For Montreal-based painter Jean-François Lauda, becoming an artist seems like it was a foregone conclusion. Lauda is a self-taught painter who comes from a long line of artists, including his grandfather, Georges Lauda, who worked as a graphic designer at the CBC and produced several public artworks that can still be spotted around Montreal. “He also did some public works for the Montreal subway system around 1966, but they’re at stops in the north of the city, which isn’t trendy yet, so I don’t think people really know about them,” says Lauda with a chuckle. As for his own work, Lauda’s paintings seem to grow out of Quebec’s rich painting tradition, especially the Automatistes. Lauda’s approach to paint application is characterized by a gradual process of accumulation and erasure, which results in compositions that display the process of their own making.
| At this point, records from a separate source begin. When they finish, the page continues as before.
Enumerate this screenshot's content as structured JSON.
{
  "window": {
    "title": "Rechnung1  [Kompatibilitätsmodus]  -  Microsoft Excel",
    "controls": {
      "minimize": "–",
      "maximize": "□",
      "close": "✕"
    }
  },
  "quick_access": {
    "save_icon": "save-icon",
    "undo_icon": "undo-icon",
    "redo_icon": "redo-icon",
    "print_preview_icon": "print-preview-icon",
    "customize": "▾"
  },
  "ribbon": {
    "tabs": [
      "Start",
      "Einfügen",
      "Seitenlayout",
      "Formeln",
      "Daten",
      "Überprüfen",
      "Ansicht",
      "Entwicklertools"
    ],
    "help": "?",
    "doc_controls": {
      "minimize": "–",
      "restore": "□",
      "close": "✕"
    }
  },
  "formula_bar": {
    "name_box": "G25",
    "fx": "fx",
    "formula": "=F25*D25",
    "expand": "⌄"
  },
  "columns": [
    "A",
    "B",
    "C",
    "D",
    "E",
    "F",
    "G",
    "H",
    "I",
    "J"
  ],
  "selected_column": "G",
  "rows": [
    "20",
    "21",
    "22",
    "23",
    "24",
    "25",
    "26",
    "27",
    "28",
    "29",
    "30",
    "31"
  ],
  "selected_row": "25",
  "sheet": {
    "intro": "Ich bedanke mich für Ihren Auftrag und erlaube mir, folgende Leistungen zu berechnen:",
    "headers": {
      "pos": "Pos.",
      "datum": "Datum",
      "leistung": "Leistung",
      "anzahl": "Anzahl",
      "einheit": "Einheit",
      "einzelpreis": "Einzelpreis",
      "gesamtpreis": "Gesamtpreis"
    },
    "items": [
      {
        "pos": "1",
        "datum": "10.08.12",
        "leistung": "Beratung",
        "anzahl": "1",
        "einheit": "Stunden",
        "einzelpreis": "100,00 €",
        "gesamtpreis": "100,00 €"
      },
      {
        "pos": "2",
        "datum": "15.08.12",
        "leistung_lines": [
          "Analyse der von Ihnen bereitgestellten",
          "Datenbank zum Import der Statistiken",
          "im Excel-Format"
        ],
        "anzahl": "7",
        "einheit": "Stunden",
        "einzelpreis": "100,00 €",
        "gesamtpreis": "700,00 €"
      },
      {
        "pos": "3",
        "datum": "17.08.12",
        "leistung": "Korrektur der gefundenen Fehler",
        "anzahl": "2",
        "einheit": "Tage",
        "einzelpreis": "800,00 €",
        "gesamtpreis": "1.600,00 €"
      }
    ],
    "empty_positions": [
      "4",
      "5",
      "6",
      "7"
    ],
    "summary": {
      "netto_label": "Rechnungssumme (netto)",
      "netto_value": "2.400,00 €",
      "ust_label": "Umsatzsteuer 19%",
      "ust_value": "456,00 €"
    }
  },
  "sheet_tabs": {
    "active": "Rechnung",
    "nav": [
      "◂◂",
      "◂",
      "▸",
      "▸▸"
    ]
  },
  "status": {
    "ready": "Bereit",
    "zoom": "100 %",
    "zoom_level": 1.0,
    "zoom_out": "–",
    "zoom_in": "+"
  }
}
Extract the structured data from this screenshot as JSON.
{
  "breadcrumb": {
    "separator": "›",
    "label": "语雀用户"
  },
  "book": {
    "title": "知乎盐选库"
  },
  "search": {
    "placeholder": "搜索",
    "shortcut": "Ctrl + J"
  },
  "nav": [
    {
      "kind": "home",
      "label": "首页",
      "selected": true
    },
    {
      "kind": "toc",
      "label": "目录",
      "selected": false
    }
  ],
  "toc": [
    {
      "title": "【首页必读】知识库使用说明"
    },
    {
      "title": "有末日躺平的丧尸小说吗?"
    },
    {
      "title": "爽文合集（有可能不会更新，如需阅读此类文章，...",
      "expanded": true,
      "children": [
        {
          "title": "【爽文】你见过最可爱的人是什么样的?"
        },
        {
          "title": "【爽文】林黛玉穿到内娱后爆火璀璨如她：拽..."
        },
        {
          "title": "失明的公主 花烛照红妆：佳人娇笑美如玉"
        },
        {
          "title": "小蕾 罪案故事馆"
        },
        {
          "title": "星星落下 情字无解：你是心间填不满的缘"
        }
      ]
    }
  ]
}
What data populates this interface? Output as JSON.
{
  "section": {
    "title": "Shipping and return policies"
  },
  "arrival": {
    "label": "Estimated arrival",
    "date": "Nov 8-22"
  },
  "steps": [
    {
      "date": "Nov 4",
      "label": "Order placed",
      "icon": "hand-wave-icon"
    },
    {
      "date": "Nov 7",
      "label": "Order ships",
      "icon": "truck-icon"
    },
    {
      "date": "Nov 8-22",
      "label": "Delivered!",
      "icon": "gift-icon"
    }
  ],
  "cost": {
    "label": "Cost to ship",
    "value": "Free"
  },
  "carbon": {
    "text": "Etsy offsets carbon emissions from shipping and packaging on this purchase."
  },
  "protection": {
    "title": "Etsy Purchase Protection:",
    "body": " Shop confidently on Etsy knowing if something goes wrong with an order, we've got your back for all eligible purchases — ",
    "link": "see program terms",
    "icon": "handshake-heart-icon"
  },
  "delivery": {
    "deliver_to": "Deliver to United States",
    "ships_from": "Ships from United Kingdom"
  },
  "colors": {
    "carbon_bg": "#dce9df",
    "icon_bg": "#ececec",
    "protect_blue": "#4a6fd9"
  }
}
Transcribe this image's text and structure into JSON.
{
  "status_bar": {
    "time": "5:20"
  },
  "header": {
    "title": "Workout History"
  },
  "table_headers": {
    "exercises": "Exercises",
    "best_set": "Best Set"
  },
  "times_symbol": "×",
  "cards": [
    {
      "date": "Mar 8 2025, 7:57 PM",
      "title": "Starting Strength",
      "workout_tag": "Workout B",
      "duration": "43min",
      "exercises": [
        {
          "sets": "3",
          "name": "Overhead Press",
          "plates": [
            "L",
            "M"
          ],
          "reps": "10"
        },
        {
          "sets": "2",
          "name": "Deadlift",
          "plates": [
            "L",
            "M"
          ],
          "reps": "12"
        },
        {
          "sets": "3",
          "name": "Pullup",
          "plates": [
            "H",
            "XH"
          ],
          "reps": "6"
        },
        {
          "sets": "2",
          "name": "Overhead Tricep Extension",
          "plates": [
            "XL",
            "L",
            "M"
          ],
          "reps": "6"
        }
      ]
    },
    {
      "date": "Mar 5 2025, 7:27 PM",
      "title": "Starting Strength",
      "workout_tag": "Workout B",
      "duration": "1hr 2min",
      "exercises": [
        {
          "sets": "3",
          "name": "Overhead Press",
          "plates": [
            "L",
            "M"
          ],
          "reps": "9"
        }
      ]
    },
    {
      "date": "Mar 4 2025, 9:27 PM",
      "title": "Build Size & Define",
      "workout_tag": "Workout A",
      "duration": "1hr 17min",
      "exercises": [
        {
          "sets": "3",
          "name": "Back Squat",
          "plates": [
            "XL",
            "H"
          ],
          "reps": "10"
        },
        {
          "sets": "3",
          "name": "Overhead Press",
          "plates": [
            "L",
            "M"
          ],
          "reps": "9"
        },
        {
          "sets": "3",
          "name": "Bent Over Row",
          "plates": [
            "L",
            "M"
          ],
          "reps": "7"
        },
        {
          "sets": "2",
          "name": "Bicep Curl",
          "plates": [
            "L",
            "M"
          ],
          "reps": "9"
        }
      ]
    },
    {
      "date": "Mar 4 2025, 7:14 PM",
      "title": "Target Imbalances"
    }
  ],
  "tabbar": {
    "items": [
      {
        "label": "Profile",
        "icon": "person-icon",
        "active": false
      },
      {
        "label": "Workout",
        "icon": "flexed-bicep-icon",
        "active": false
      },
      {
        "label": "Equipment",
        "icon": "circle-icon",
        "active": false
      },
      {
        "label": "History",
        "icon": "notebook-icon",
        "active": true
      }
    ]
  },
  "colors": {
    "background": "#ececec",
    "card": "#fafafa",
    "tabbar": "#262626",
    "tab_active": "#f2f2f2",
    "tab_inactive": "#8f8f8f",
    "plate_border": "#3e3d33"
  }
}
Often using a muted palette – “my colours are rarely straight from the tube,” he says – Lauda’s paintings feel raw and intuitive, their shapes and layers shifting gracefully between concealing and revealing.
Lauda’s work has been seen at the 30th Art contemporary symposium in Baie-Saint-Paul in 2012, as well as the Painting Project presented by Galerie UQAM in 2013. He has also shown at Erin Stump Projects and the VSVSVS gallery space in Toronto. Magenta editor Bill Clarke dropped by Lauda’s large Mile End studio in April, catching the artist between shows. Through February and March, he was part of a three-person exhibition at his Montreal gallery Battat Contemporary, and was just turning his attention to producing work for his first show in the U.S., at San Francisco gallery Romer Young, this September.
This drawing and painting have been hanging in the studio for the past two months. The painting is the last from a series I did at that size, and the grid paper is from supplies that were my grandfather’s that I inherited. I like being at that point when I don’t quite know exactly why certain things are coming out or how things are relating to each other. I’ll start by drawing a few lines and curves, and try not to let myself think about it too much. I don’t want to over-think right at the beginning; I want to surprise myself, or see if I can trick myself somehow. There’s something about this drawing that I like but don’t quite understand. Something is bugging me just enough in some of the twisted lines. It seems free of systems. I’m going to look at it every day and try to understand why there is this tension that I like, probably only to realize later that there is no way to ‘get it’. If there was a simple, understandable logic, it would be boring, right?
These are some of my tools. Here you see a ruler that I use to draw lines on larger paintings, and I use the round plastic disc to make arcs and circles. And, the ball is my nephew’s. He comes to the studio for a visit usually every other Sunday. We hang out and play music and kick the ball around and paint. I want him to have the same experience I had growing up with a father who was an artist, and my grandfather, too. He likes it. We’re recording a little techno album for him, and he’s really good at the music.
I used to be in a duo that made electronic music, and I was really into recording and performing, but I’ve been concentrating on visual art the last two years. Since I’m between shows right now, though, I’ve gotten back into it. The Califone was a common turntable in primary schools, so I went back to my school to see if they still had any. They didn’t, but they gave me the name of the guy who used to repair them. He had about 30 lying around and he gave me all of them. I really like the sound, and use them to make noise installations. The record is one of those Time-Life nature sounds flexi-disks. I’ve been picking up records that don’t have music or vocals on them, just sounds. And, my grandmother used to work at a flea market and she found the Roland drum machine some time in the 90s and gave it to me. As with painting, I can get lost in all the possibilities of music-making. Although I have all these tools and possibilities, I sometimes feel freer when there are some limitations.
My mom says the painting pictured here is one of the first I made as a kid. It is still kind of what I do, networks of lines and shapes! Things are so pure and free when you’re young. You don’t judge things immediately and let things flow. This painting reminds me to find balance between having discipline and being free. All the gears on the wall were here when I moved in. I think they’re parts for large sewing machines; this building used to be a textile manufacturer. I kept them because they’re nice objects and part of the building’s history. There’s a few things from my grandfather, too. The vase in front is by a friend of his. I’ve always liked it. The small sculpture in the lower left is by my grandfather, too.
The three pieces in the front are by my grandfather for a mural he did for a bank around 1970. It was torn out to make room for elevators, but the bank contacted him and let him retrieve some of the relief parts of the mural. My grandfather was prolific and was like my art teacher and mentor. I quit school at 16, started to paint at 18, and didn’t go to art school. Even though he was a bit of a loner, my grandfather would always come to see what I was doing. I was happy to hear his more classical opinions about art as I messed around and tried to figure things out. All of these objects keep me connected to that time in my life and to him.
Bill Clarke was the Executive Editor of Magenta Magazine Online from its inception in September 2009 until May 2017. His writing has been published in Modern Painters, Art Review, Canadian Art, Artnews and several other publications. In January 2017, he assumed the position of associate director at Angell Gallery in Toronto.